    Another incredible piece Suki! Keep it up.

    • http://www.sukhrajbeasla.com Sukhraj Beasla

      Thanks for reading and your kind comment! :)

  • Joe Kim

    If someone is inviting you out for coffee to pick your brain, then they are acknowledging the importance of your thoughts. You have to treat yourself with respect by acknowledging that your time is valuable. But, it just seems kind of sad that if I were to ask someone for their opinion over coffee that they might be offended or feel like I am cheating them out of their consulting fees.

    Whatever happened to, “It doesn’t hurt to ask”?

    • http://www.sukhrajbeasla.com Sukhraj Beasla

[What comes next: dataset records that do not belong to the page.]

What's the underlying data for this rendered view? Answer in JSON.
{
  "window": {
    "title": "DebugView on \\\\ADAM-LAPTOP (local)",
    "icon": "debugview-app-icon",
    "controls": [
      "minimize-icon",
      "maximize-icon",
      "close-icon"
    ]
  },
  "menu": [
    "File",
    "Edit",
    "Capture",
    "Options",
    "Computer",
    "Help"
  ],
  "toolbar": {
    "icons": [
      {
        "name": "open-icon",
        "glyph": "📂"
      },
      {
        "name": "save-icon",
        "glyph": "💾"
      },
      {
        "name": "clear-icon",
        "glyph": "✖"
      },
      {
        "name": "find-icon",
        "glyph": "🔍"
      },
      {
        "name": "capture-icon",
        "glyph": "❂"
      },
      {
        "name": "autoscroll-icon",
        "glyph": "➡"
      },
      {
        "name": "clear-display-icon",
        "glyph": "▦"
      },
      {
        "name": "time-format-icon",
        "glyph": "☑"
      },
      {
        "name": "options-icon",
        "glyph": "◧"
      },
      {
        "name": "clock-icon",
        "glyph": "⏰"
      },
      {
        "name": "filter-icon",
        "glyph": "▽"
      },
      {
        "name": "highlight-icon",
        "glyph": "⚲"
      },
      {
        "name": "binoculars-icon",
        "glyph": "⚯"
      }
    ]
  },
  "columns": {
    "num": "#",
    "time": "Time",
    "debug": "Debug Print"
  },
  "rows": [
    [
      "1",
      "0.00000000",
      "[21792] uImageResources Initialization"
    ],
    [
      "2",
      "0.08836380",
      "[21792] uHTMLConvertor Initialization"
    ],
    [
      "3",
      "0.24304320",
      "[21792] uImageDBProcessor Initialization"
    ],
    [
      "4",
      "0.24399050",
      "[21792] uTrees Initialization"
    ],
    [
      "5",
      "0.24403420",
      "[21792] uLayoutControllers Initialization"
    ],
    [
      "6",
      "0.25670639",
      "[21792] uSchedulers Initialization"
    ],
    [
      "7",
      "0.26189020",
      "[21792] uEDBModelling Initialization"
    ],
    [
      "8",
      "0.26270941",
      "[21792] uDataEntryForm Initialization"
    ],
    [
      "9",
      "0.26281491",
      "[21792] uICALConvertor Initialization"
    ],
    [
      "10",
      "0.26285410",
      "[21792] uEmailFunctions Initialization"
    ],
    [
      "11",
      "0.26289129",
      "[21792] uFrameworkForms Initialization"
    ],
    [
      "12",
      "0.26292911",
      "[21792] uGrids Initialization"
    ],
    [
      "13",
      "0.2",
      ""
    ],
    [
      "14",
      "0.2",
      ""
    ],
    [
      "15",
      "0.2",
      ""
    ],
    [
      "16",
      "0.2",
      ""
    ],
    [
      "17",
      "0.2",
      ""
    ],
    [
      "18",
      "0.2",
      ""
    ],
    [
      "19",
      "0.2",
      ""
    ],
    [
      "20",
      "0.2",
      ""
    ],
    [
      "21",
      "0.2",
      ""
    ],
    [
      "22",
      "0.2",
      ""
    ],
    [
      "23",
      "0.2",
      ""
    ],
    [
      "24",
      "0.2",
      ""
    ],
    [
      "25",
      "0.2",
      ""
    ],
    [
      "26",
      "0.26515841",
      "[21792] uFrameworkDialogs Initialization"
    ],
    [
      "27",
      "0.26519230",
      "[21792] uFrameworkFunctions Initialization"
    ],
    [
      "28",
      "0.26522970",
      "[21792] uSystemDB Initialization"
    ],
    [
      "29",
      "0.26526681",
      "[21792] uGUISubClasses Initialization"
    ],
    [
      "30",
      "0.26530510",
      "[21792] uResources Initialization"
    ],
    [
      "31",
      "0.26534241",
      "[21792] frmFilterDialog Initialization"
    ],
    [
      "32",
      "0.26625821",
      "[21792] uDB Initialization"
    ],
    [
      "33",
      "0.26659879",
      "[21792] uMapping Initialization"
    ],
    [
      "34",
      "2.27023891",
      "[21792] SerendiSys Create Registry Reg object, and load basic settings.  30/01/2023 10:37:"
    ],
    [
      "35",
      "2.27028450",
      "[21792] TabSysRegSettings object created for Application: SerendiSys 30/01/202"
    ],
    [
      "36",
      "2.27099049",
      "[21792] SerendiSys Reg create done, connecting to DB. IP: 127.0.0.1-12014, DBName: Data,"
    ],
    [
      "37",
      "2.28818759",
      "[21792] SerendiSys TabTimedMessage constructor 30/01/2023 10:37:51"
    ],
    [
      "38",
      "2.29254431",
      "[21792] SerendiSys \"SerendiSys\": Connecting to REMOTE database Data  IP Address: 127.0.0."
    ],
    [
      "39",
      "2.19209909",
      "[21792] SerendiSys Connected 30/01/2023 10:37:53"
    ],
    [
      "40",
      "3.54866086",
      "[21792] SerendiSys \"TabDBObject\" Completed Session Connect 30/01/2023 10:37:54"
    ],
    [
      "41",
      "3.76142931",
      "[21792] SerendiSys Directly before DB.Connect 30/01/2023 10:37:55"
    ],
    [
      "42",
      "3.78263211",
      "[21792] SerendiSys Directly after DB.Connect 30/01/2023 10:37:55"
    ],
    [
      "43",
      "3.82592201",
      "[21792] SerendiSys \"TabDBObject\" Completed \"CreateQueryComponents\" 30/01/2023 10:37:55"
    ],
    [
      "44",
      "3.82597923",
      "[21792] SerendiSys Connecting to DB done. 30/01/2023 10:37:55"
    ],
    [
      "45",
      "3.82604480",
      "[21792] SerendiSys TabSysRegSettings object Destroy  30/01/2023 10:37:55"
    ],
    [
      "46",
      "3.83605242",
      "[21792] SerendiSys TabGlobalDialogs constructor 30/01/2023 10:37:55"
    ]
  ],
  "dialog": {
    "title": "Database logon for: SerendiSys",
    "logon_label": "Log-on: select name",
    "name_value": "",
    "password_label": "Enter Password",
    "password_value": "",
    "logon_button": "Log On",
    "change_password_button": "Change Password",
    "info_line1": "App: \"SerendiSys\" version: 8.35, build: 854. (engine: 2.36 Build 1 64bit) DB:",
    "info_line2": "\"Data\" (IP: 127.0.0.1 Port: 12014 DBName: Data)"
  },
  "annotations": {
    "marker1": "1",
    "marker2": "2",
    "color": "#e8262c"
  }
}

      While I respect myself and acknowledge that they sought me out, I wouldn’t write this if I hadn’t been cheated out of something. Most often they take my ideas and implement them without crediting me or paying me a fee for my time.

      It doesn’t hurt to ask but if someone is helping you out, provide them with something for their time. Don’t we deserve a little credit for sharing our ideas with you?

      • Joe Kim

        You absolutely deserve credit if you did not get paid and the work had value! People should get compensated proportionally based on the value of their contribution. First, consultants must believe in their value, then they must demonstrate it their clients.

        But, I wouldn’t feel bad about getting cheated, I’d let Karma sort it out. People who would cheat others are less likely to be successful than people who continuously strive to make sure their associates are getting max value they can afford.

        It’s not unusual for consultants to work for free or at a loss to get their foot in the door, but if clients fall into the perception that their goal is to get as much free information as possible without paying, then it’s priority #1 to shift their perspective into the value of the work. Then appropriate compensation becomes a much more natural next step.

        • http://www.sukhrajbeasla.com Sukhraj Beasla

          True. I’m still of the belief that karma will get them back. I just had another pick your brain moment today. It’s interesting that they wanted my expertise and valid case studies as well. I know they won’t pay me because they just didn’t seem interested so I guess this really all comes from years of “paying it forward” and not getting anything in return. :)